The aircraft did attract the attention of some horses and cattle, but none seemed alarmed – merely curious.
You land where you can: in our case a farmer’s field near Tiverton which had been cut for hay, the grass and clover lying in neat rows. Arthur gave us a perfect gentle touchdown near Loxbeare. This was followed by a diplomatic visit to the farmhouse to ask for permission to deflate the balloon there.
It’s hard work: there’s plenty of work to be done both in getting the balloon ready for take off and packing it up again at the end of the flight – but well worth it for the amazing experience.
Tiverton Balloon and Music Festival is on 10, 11 and 12 July and includes mass balloon ascents on each day, fire and light shows, two music stages, food festival, trade stands and falconry displays. Learn more at the Tiverton Balloon and Music Festival website.
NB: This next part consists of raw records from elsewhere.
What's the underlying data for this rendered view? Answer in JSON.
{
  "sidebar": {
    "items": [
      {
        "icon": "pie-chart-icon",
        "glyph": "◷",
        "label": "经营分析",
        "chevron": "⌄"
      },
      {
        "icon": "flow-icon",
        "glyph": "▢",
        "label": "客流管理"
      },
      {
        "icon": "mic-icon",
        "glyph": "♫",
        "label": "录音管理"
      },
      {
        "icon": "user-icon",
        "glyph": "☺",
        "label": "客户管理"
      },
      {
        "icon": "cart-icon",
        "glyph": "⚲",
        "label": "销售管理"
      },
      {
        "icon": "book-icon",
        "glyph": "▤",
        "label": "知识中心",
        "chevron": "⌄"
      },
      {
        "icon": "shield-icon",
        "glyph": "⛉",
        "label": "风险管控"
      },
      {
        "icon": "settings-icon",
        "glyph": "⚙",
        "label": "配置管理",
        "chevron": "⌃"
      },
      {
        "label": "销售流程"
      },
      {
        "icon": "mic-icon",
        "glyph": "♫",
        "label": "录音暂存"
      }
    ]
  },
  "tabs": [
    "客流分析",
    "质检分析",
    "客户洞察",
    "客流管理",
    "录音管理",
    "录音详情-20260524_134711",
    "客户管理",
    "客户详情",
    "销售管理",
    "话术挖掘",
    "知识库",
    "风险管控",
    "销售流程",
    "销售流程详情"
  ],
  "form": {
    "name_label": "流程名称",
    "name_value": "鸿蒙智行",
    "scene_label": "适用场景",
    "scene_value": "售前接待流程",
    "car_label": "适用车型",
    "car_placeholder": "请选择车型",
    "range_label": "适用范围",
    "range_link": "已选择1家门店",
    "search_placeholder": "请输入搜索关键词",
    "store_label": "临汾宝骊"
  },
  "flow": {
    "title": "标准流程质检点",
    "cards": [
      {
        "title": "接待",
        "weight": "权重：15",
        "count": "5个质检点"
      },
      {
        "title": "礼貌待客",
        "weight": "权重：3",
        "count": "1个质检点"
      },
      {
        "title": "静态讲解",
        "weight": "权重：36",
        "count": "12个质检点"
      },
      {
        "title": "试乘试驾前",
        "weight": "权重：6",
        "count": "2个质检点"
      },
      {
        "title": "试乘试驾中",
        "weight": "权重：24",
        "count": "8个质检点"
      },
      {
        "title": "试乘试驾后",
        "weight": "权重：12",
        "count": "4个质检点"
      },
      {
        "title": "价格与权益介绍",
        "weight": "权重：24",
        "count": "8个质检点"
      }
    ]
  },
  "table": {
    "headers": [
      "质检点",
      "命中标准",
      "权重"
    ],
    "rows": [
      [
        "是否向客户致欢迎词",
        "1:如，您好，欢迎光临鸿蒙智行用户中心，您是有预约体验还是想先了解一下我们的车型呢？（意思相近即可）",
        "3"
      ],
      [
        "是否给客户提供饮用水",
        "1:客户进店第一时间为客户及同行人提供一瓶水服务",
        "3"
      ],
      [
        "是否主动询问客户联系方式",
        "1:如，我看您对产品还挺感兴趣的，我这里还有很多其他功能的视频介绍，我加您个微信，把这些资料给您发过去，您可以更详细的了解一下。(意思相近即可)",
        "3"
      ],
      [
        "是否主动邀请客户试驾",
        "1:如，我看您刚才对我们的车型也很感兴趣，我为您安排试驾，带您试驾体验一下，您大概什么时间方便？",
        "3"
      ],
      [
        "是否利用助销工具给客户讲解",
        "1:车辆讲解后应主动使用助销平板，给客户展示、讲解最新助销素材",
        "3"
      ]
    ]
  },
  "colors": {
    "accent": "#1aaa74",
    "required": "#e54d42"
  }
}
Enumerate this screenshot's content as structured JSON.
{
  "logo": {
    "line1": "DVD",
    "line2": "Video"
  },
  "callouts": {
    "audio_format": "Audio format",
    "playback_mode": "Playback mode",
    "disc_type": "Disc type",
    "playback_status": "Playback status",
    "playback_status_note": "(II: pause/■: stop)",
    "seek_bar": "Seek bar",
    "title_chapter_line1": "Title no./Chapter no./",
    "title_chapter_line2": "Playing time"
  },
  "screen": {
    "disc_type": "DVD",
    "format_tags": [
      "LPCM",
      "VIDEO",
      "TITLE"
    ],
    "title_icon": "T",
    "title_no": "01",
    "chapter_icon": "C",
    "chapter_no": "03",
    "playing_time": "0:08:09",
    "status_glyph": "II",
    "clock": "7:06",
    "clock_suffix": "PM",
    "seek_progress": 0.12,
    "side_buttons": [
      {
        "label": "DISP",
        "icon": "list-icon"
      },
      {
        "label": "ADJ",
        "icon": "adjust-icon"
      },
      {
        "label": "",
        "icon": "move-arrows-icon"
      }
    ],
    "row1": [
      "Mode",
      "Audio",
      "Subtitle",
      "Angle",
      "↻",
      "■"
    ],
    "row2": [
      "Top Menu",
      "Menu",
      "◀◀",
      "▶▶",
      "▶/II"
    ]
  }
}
Aerosaurus Balloons flies from over 20 locations in Cornwall, Devon, Somerset, Dorset and Wiltshire.